Getting a bad rap … and getting justice



    It’s fair to say large segments of society take a rather dim view of people who ride motorcycles. Bikers have had a pretty bad reputation over the years, thanks to depictions in the media, films, and certain biker gangs that have a criminal element to them.

    Motorcycles are also seen as being inherently dangerous vehicles. Riders are seen as being reckless and dangerous, too. Unfortunately, there’s a lot of misinformation based on ugly stereotypes and the actions of a rogue minority.


    Every time a motorcyclist goes out on the road and causes trouble it makes every decent biker look bad. It makes local law enforcement less friendly, and it may actually put the lives of other bikers at risk, as motorists are quicker to anger when it comes to mistakes made by people on bikes.

    Here are some basic tips on how to be a responsible motorcyclist.

    This can’t be said enough: alcohol and motorcycles do not mix. One of the ugliest stereotypes is that of the drunken biker, and there is no argument that can be made to justify riding when you are over the legal limit.


    Bikes can go fast. Faster than almost anything else on the road, except some of the most exotic millionaire’s toys. That doesn’t mean that a public road is the place to go fast. If you want to test the limits of your machine, then do it right. Call your local track and find out what you need in order to take part in a track day.


    Lane splitting is when a motorcyclist drives on the line that divides two lanes. First of all, it’s absolutely illegal in B.C., but in general it’s tolerated as just something that bikers do.   Motorists are not obliged to leave you enough space to do it. They don’t expect traffic to be running on the dividing line of the lane, and biker lane splitters do so at their own peril.


    Public roads are not the place to practice stunt riding. You can find a safer place to practice wheelies and stoppies than a public space shared by innocent road users.
    Motorcyclists are, for the majority of the time, safe and courteous drivers. They need to be, because they’re so exposed on the road. Motorcyclists know that good driving keeps them as safe as possible.

    When motorcyclists are in an accident, the first thing they need to do (besides attending to any injuries, of course) is hire an experienced personal injury lawyer.

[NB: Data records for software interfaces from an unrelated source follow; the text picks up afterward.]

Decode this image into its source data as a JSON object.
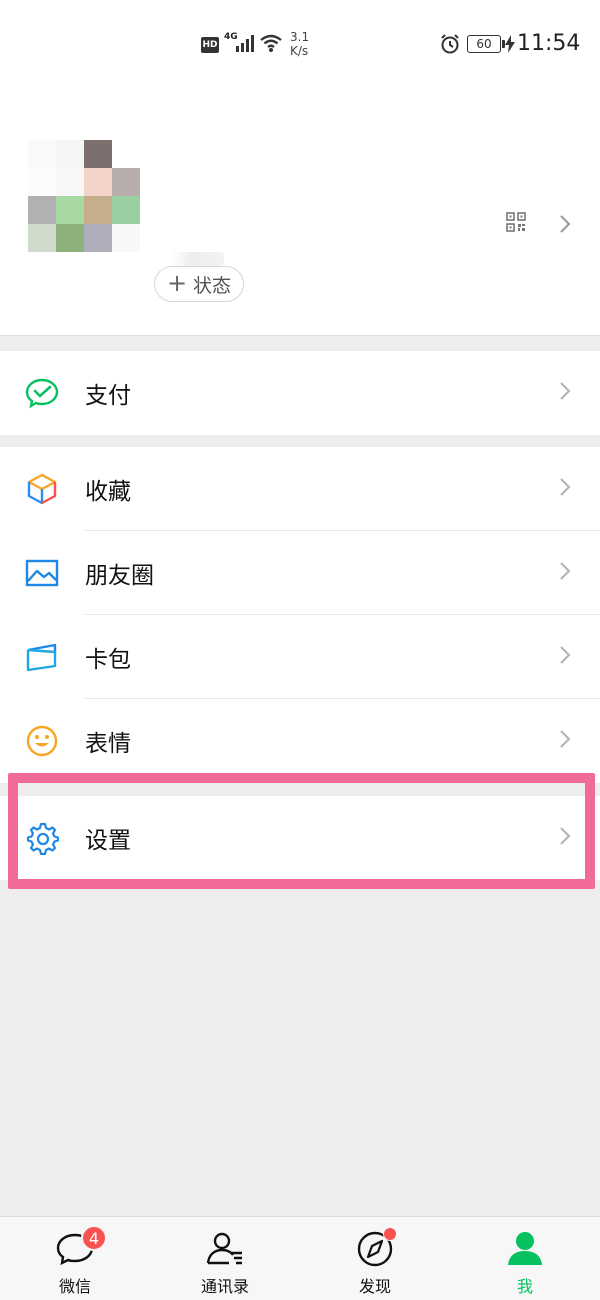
{
  "status_bar": {
    "hd": "HD",
    "network": "4G",
    "speed_value": "3.1",
    "speed_unit": "K/s",
    "battery": "60",
    "time": "11:54"
  },
  "profile": {
    "status_button_label": "状态",
    "status_button_icon": "plus-icon",
    "avatar_colors": [
      "#fafafa",
      "#f6f6f6",
      "#7c6f6e",
      "#ffffff",
      "#fcfcfc",
      "#f7f7f7",
      "#f4d4ca",
      "#b7aeab",
      "#b1b1b1",
      "#a8d9a2",
      "#c5ae8b",
      "#98d0a3",
      "#cfdccb",
      "#8eb17c",
      "#aeadb9",
      "#f8f8f8"
    ]
  },
  "menu": {
    "pay": {
      "label": "支付",
      "icon": "wechat-pay-icon"
    },
    "favorites": {
      "label": "收藏",
      "icon": "cube-icon"
    },
    "moments": {
      "label": "朋友圈",
      "icon": "image-icon"
    },
    "cards": {
      "label": "卡包",
      "icon": "wallet-icon"
    },
    "stickers": {
      "label": "表情",
      "icon": "smile-icon"
    },
    "settings": {
      "label": "设置",
      "icon": "gear-icon"
    }
  },
  "tabbar": {
    "chats": {
      "label": "微信",
      "badge": "4"
    },
    "contacts": {
      "label": "通讯录"
    },
    "discover": {
      "label": "发现"
    },
    "me": {
      "label": "我"
    }
  },
  "colors": {
    "accent_green": "#07c160",
    "badge_red": "#fa5151",
    "highlight_pink": "#f06c96",
    "background": "#ededed"
  }
}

    That’s where the special expertise of Helpforme comes in. Besides their deep knowledge of and expertise in ICBC claims, a number of Helpforme lawyers are motorcyclists themselves. They know that bikers aren’t automatically at fault and can guide you through every step of the ICBC claim process.

    Helpforme has one of the largest groups of personal injury lawyers under one roof in BC. They’re your personal advocates to help you through the complexities of an ICBC claim, ensuring you get the settlement or court award you deserve. And Helpforme has contingency-based fees, so you don’t pay until your claim is resolved. Find out how Helpforme can help you.